• Data to use:

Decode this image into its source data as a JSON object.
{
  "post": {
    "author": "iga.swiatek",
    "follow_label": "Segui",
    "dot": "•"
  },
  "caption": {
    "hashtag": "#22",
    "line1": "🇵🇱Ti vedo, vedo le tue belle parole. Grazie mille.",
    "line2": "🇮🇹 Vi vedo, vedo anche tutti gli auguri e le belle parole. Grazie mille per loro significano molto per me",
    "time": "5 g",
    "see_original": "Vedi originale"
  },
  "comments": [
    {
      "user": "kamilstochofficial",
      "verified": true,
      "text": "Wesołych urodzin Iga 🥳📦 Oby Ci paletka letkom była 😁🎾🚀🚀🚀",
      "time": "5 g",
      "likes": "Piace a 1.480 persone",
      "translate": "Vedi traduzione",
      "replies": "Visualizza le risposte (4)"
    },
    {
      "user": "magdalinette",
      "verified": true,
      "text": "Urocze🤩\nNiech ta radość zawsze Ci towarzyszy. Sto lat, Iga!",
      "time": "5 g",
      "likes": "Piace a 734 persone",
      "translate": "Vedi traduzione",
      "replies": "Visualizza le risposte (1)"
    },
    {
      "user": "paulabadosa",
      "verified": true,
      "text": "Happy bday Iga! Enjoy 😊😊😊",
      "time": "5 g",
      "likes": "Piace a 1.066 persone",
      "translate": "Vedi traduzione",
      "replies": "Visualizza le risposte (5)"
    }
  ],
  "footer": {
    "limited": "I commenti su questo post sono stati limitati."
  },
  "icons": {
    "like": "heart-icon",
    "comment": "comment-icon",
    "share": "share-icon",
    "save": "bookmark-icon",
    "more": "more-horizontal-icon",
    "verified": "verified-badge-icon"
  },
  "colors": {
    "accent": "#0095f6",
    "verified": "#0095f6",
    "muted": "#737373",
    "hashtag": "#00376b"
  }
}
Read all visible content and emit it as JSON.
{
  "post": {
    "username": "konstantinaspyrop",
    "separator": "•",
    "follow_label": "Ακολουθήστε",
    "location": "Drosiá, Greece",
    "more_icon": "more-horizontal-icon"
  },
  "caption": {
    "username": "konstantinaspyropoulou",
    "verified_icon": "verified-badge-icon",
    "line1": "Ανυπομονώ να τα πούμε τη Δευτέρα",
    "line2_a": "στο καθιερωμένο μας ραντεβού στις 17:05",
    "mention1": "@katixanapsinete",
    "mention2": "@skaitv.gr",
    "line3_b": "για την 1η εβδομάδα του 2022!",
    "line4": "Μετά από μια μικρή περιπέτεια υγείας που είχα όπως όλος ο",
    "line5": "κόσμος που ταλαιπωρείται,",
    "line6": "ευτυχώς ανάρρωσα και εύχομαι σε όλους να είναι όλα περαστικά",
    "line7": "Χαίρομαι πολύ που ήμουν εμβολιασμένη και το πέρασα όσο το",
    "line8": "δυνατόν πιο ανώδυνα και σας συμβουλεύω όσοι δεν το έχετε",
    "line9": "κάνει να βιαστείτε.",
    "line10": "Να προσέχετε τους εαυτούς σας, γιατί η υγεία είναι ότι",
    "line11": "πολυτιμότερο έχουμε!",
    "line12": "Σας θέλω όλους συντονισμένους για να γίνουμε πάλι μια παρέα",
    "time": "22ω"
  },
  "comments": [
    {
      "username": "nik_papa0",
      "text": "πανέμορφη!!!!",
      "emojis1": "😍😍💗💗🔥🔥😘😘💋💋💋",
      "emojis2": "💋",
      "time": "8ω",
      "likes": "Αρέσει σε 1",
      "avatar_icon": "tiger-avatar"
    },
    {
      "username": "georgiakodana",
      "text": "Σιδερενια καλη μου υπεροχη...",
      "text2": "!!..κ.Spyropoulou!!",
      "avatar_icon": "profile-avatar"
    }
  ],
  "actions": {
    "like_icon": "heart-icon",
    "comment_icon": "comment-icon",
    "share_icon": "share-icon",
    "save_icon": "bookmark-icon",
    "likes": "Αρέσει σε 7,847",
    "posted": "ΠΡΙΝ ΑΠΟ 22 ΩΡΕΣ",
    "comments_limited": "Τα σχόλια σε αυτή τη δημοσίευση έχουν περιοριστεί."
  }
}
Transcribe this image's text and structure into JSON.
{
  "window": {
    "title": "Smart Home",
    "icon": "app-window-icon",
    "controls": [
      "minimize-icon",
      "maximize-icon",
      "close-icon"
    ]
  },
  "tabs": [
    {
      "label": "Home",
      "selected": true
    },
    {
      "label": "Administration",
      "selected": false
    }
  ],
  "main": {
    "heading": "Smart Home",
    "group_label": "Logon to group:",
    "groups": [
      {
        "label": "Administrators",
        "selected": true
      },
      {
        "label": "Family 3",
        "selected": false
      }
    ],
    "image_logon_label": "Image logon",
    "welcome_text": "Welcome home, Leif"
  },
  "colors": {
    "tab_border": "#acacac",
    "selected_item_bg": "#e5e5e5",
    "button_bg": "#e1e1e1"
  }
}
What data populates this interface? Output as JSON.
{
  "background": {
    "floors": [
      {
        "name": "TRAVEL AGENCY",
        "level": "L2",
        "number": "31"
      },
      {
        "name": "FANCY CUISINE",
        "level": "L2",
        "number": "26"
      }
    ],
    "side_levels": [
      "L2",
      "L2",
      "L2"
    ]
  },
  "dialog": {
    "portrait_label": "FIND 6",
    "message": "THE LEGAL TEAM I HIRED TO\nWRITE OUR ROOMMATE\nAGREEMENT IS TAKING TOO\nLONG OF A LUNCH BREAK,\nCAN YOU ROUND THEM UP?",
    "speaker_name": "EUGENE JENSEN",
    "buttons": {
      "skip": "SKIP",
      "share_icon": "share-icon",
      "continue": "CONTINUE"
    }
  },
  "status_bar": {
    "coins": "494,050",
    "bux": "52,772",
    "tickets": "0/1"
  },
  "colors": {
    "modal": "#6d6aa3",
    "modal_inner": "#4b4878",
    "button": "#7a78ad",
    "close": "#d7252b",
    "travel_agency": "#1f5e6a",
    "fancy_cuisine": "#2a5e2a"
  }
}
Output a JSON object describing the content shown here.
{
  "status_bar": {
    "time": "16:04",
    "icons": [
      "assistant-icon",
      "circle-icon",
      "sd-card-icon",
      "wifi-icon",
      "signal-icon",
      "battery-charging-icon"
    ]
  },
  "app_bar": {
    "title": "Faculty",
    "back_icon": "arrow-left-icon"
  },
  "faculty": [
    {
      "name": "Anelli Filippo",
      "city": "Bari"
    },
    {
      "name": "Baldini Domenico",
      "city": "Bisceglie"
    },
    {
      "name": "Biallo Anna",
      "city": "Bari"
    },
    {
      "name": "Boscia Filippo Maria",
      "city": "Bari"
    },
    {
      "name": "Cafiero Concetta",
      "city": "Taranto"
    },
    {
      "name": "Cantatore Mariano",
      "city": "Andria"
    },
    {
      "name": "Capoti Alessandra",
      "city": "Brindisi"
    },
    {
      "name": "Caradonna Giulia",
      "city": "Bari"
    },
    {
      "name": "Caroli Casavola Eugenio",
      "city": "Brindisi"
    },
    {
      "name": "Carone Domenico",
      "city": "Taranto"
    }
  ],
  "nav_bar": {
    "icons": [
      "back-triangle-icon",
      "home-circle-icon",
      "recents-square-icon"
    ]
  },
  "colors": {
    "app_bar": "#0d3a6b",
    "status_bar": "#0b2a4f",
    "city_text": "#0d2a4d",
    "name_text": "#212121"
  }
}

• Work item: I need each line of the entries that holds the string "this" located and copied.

• Written solution:
Decode this image into its source data as a JSON object.
Transcribe this image's text and structure into JSON.
What data populates this interface? Output as JSON.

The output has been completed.